By Tim Hoyle DLA Disposition Services

PRINT  |  E-MAIL

Anyone who has ever done an oil change or other automobile tune-up work knows it is no fun getting rid of used oils or fluids. Imagine dealing with thousands of pounds of such hazardous wastes from Navy ships.

Sailors at Navy Fleet Activities, Yokosuka, Japan, watched recently as DLA Disposition Services personnel provided hazardous-waste disposal and tank cleaning for 19,000 pounds of materials from U.S. 7th Fleet ships. According to Norma Quitugua with DLA Disposition Services' Environmental Branch at Sagami, Japan, the Ship Repair Facility maintains vessels berthed at Yokuska and pumps their used oils, sludge, diesel fuel and antifreeze into above-ground tanks ashore. Quitugua said the holding tanks range from 1,000 to 100,000 gallons.

“Once the tank capacity is full, we come in with our HW contractors, ready to perform services,” Quitugua said.

For all the hazardous and regulated non-hazardous wastes destined for ultimate disposal in mainland Japan, Quitugua said service is provided by Japan Iron Engineering, or JFE. Special services for the cleaning and purging of all tank requirements is subcontracted to the Asada group, which cleans out the tanks with approved methods such as detergent cleaners and power washing.

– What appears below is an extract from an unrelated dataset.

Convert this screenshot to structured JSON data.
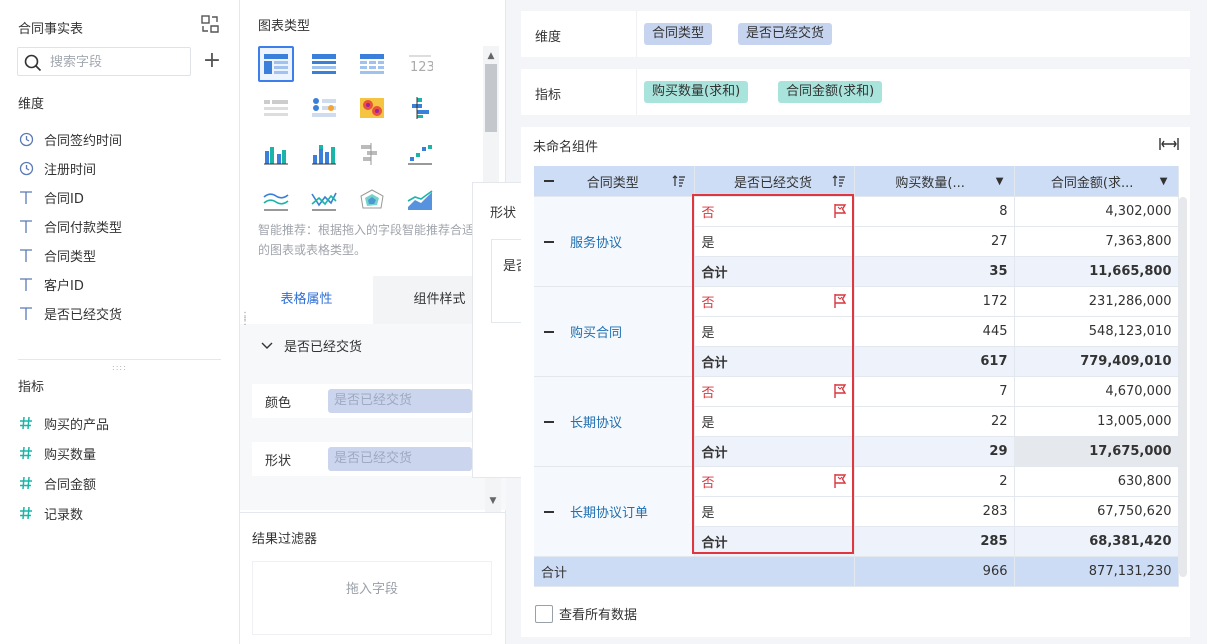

Sagami receives requests for this type of support once or twice a month. The wastes that are pumped and cleaned out are then transported to a final disposal treatment storage facility in Japan. Navy figures show that, on average, DLA Disposition Services annually processes 642,300 pounds from pump out operations and 73,800 pounds for tank cleaning.


Fleet Activities personnel said that DLA Disposition Services, through contracted services, provides pre-inspections of required turn-in documentation, site visits to validate quantity and coordination with customer and contractor for pick-up schedule. Their feedback noted that “services were prompt and if any issues arise, employees conduct the research or raise it up to their chain until a resolution is provided.” 

For the Sagami personnel, Quitugua said the work is very gratifying.

“Every time we depart the job site, there is the great sense of pride and satisfaction and to see the environmental mission through, so that we have successfully met, if not exceeded, our customers' needs,” Quitugua said.